Extracted records -
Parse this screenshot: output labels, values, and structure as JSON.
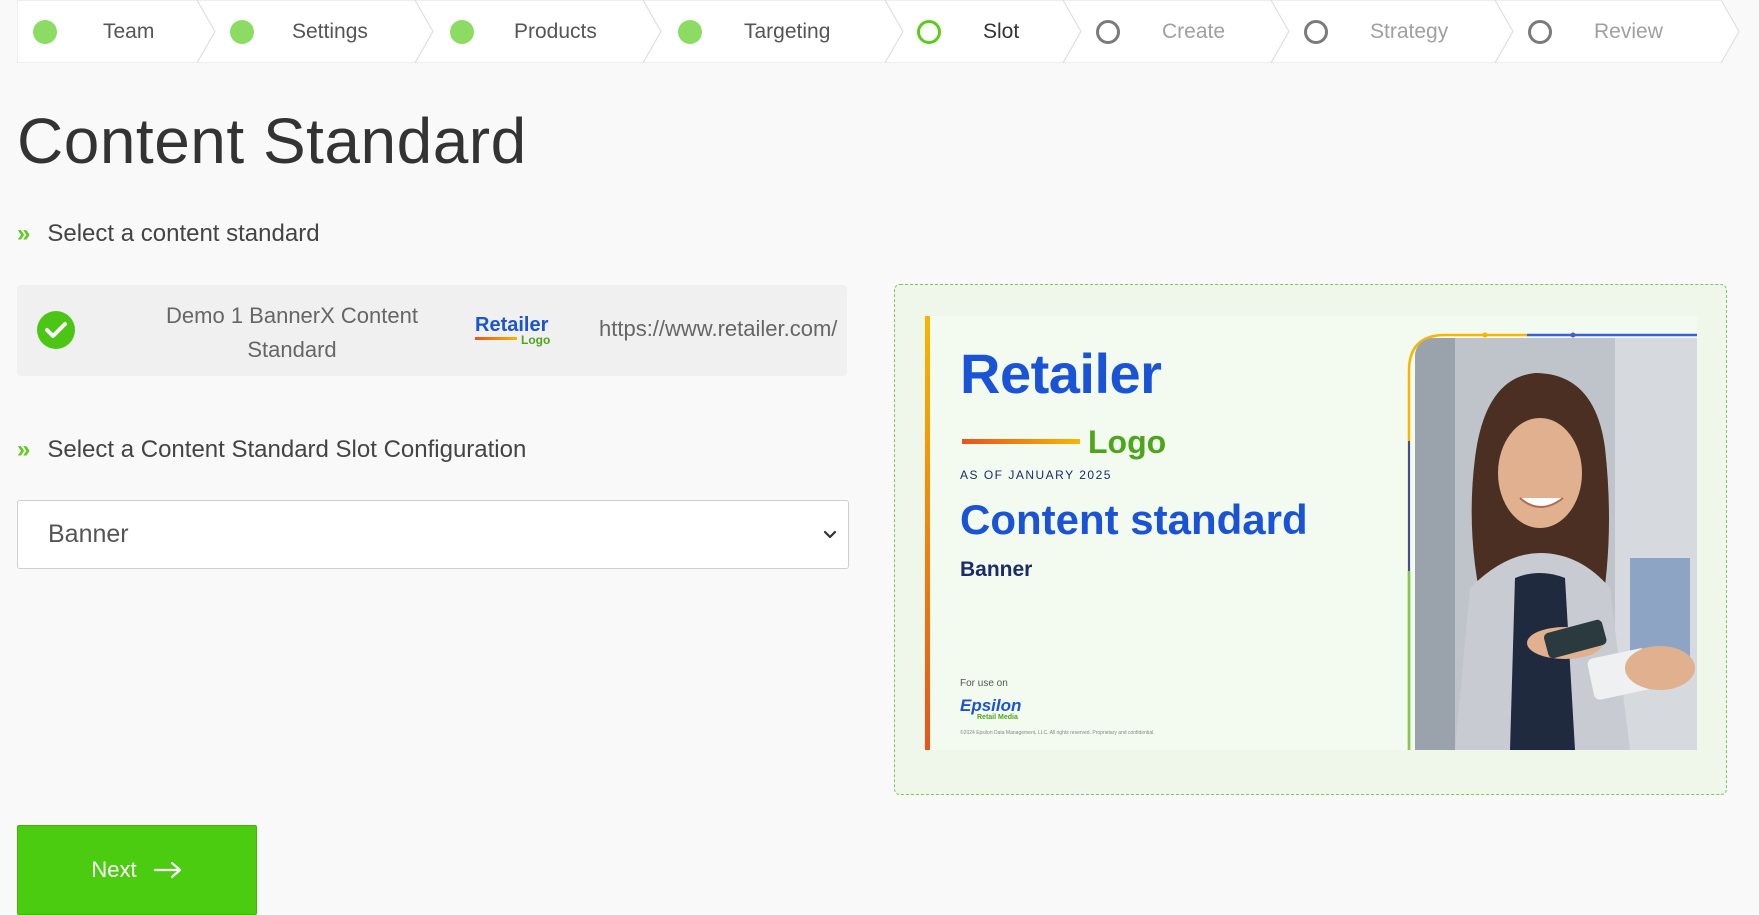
{
  "stepper": {
    "steps": [
      {
        "label": "Team",
        "state": "done"
      },
      {
        "label": "Settings",
        "state": "done"
      },
      {
        "label": "Products",
        "state": "done"
      },
      {
        "label": "Targeting",
        "state": "done"
      },
      {
        "label": "Slot",
        "state": "current"
      },
      {
        "label": "Create",
        "state": "todo"
      },
      {
        "label": "Strategy",
        "state": "todo"
      },
      {
        "label": "Review",
        "state": "todo"
      }
    ]
  },
  "page": {
    "title": "Content Standard",
    "section1_heading": "Select a content standard",
    "section2_heading": "Select a Content Standard Slot Configuration"
  },
  "content_standard": {
    "name": "Demo 1 BannerX Content Standard",
    "logo_text": "Retailer",
    "logo_subtext": "Logo",
    "url": "https://www.retailer.com/",
    "selected": true
  },
  "slot_select": {
    "value": "Banner"
  },
  "preview": {
    "brand_name": "Retailer",
    "brand_sub": "Logo",
    "as_of": "AS OF JANUARY 2025",
    "headline": "Content standard",
    "subheadline": "Banner",
    "for_use_on": "For use on",
    "epsilon_name": "Epsilon",
    "epsilon_sub": "Retail Media",
    "fine_print": "©2024 Epsilon Data Management, LLC. All rights reserved. Proprietary and confidential."
  },
  "actions": {
    "next_label": "Next"
  },
  "colors": {
    "accent_green": "#4ccc10",
    "brand_blue": "#1a53d6",
    "brand_green": "#4ca51a"
  }
}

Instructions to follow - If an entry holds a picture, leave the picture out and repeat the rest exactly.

Task response -
Parse this screenshot: output labels, values, and structure as JSON.
{
  "stepper": {
    "steps": [
      {
        "label": "Team",
        "state": "done"
      },
      {
        "label": "Settings",
        "state": "done"
      },
      {
        "label": "Products",
        "state": "done"
      },
      {
        "label": "Targeting",
        "state": "done"
      },
      {
        "label": "Slot",
        "state": "current"
      },
      {
        "label": "Create",
        "state": "todo"
      },
      {
        "label": "Strategy",
        "state": "todo"
      },
      {
        "label": "Review",
        "state": "todo"
      }
    ]
  },
  "page": {
    "title": "Content Standard",
    "section1_heading": "Select a content standard",
    "section2_heading": "Select a Content Standard Slot Configuration"
  },
  "content_standard": {
    "name": "Demo 1 BannerX Content Standard",
    "logo_text": "Retailer",
    "logo_subtext": "Logo",
    "url": "https://www.retailer.com/",
    "selected": true
  },
  "slot_select": {
    "value": "Banner"
  },
  "preview": {
    "brand_name": "Retailer",
    "brand_sub": "Logo",
    "as_of": "AS OF JANUARY 2025",
    "headline": "Content standard",
    "subheadline": "Banner",
    "for_use_on": "For use on",
    "epsilon_name": "Epsilon",
    "epsilon_sub": "Retail Media",
    "fine_print": "©2024 Epsilon Data Management, LLC. All rights reserved. Proprietary and confidential."
  },
  "actions": {
    "next_label": "Next"
  },
  "colors": {
    "accent_green": "#4ccc10",
    "brand_blue": "#1a53d6",
    "brand_green": "#4ca51a"
  }
}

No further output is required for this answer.